ABOUT THIS EXERCISE: In the records below, find each line that holds "name" and return it.

##### INPUT DATA

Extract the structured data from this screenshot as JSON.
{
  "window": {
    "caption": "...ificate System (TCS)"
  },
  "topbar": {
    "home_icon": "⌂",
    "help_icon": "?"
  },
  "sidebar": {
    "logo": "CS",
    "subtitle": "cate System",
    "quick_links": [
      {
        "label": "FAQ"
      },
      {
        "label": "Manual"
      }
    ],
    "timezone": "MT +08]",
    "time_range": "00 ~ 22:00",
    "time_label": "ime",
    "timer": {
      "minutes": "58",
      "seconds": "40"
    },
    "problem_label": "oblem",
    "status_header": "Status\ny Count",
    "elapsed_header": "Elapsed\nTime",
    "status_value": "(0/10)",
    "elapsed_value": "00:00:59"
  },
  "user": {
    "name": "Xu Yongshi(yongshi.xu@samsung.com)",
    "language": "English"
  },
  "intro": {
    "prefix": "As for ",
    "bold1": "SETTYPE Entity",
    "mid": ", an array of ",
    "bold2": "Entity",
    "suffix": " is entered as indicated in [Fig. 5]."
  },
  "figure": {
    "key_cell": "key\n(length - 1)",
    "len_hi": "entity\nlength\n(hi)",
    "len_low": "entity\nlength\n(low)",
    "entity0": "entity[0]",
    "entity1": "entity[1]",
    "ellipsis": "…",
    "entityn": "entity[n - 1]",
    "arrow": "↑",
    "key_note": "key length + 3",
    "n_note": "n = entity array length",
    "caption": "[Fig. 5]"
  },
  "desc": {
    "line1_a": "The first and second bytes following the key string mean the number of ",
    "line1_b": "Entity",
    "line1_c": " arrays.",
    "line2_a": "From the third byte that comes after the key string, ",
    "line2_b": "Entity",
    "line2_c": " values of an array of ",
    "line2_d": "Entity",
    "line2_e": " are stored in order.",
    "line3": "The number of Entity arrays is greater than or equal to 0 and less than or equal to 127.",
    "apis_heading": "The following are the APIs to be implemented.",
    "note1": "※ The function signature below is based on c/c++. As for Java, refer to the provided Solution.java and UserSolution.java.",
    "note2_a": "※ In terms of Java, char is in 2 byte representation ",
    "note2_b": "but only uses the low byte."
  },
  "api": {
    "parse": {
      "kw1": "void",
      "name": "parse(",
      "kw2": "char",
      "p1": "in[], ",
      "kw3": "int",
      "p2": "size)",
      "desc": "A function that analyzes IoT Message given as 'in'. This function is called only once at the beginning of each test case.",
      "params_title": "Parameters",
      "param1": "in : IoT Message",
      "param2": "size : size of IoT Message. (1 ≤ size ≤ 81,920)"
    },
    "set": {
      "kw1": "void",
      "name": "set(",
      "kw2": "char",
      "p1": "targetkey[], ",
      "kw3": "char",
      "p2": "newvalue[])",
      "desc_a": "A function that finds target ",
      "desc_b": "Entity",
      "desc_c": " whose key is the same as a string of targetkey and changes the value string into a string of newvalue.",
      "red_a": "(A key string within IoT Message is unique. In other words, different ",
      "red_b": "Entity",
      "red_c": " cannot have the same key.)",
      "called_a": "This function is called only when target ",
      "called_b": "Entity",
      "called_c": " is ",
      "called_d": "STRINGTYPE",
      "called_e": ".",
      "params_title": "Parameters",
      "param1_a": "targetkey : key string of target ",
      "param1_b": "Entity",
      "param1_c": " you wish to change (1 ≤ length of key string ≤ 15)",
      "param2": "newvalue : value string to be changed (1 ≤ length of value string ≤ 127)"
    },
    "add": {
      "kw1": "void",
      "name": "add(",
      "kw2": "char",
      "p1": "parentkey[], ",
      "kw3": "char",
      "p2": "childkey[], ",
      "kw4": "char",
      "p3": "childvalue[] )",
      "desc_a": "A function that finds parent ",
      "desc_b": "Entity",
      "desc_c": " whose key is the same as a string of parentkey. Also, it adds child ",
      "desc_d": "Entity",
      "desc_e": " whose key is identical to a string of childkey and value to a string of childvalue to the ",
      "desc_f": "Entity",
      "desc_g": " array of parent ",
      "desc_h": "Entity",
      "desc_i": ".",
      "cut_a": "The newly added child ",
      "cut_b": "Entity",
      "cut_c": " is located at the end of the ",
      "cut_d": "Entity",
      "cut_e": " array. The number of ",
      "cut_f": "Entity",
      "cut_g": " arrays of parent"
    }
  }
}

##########

EXERCISE RESULT:
    "name": "Xu Yongshi(yongshi.xu@samsung.com)",
      "name": "parse(",
      "name": "set(",
      "name": "add(",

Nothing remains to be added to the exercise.